And I suppose, in a way, that is how I can be a source of strength to him—simply by being there, by being one of his own. I mentioned before that I’m in no way obliged to do any of this, but the fact that I do gives Lucifer hope—hope that he isn’t alone in his endeavors, or alone in his beliefs.

Organized religion

I will openly admit that I dislike organized religion. A person’s spirituality and connection to the divine should be personal, with no need of middlemen or interpreters such as prophets and clergy. Not only does this practice make a person’s connection with their god impersonal, but it also requires people to form their beliefs according to their religion’s views. There are so many belief systems around the world, why should you have to conform to fit the one you were ‘born’ into when you can instead choose another that fits what you already believe?

“Because my god tells me this is what I should believe/do” is likely to be one of the main arguments.

This baffles me. I cannot, for the life of me, understand this response. If my gods were to tell me that it is perfectly acceptable to be intolerant to a specific group of people because they are ‘inferior’, or harass/convert them because they were different from me, I would pretty much tell those gods to go screw themselves and cut all ties with them. Having a complete stranger tell me that my gods say this would be adding insult to injury. I chose to accept my patron because I wholeheartedly believe in what he believes, or at least believe that he will guide me to becoming a better person—not a prophet or a priest, nor a book of edicts and commandments, but that he himself would act as my mentor.

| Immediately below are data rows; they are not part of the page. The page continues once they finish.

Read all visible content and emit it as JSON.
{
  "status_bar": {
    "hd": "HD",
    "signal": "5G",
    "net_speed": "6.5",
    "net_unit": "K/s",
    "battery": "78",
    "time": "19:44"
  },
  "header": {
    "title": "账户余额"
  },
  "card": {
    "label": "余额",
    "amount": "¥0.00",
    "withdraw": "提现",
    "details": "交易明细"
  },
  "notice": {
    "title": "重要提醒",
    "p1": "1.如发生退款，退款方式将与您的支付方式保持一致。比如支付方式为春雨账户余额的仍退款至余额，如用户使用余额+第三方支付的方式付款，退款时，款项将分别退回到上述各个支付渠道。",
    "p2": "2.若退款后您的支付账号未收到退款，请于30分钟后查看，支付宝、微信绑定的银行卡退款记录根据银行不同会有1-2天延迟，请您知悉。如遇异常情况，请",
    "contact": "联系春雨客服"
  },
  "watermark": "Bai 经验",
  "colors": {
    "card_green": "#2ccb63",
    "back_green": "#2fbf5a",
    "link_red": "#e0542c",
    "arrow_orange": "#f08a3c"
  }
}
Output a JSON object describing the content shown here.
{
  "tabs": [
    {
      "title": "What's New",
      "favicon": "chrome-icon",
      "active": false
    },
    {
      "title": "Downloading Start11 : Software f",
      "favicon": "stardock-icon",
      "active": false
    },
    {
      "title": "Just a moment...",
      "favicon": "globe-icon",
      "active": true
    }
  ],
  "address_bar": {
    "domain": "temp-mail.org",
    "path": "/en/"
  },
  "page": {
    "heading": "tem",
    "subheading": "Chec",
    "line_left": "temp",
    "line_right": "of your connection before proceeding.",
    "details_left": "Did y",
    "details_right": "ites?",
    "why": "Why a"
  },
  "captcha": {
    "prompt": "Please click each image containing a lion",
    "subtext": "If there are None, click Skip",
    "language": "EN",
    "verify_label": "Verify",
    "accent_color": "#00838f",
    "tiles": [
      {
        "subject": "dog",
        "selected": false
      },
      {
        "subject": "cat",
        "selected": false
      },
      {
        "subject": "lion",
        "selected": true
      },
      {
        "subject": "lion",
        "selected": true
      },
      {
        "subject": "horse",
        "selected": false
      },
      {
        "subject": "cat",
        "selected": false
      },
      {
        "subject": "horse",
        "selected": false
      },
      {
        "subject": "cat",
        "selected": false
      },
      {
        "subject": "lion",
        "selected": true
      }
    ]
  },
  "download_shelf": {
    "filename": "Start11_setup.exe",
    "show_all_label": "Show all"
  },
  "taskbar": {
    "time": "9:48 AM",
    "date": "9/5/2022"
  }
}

“Because my god tells me this is what I should believe/do” is usually accompanied by the unspoken statement, “…or else.”

I understand that monotheists are placed in a difficult situation by this phrase—they want to be safe from the wrath of their god, and have literally only two options—obey and hope for the rewards promised to them, or rebel and suffer eternally. All this really dwindles down to is rule by fear and force, and in my opinion, any entity (be it human or divine) who uses this method of control is not worthy of my time or respect.

Lucifer vs. the Christian God?

I have quite a few born-again christian friends, and I always wonder how they’d react if I told them I was pagan. Then I wonder what they’d say if I said I honored Lucifer as my patron deity.

Lets ignore for a moment the concept of heaven and hell. Lets forget the business of sin and salvation. Focusing on the here and now, how would we compare our gods? Bear in mind, I’m not basing their god’s qualities on what I believe, but rather what they preach.

Well, lets see. They say their god is love, right? He brings freedom. He is the way, the truth, and the lifeHe who created light.

Lucifer, in his guise as a serpent, temped Eve in to eating from the tree of knowledge. What is knowledge but acquired truth? Thus, humanity was granted the ability to discern good from evil—freedom from ignorance.

Lucifer inspires me to live life to its fullest, without fear of what may or may not occur after death. He taught me to love, rather than hate.

Lucifer literally means ‘light bearer’.

But our gods cannot be one and the same—on this we can agree.

They pray to their god on their knees, willing to serve. I pray to mine on my feet, as an equal. Their god is said to be perfect and almighty, my god is flawed and almost human, susceptible to temptation and ‘sin’. Their god is above the standards he creates, because he is God. My god preaches what he lives. Their god brings them into this world with guilt, as a sinner (‘original sin’)—my god accepts me as who I am with all my flaws and imperfections, with the potential for greatness. Their god demands that everyone love him—mine demands that I love myself and the life around me.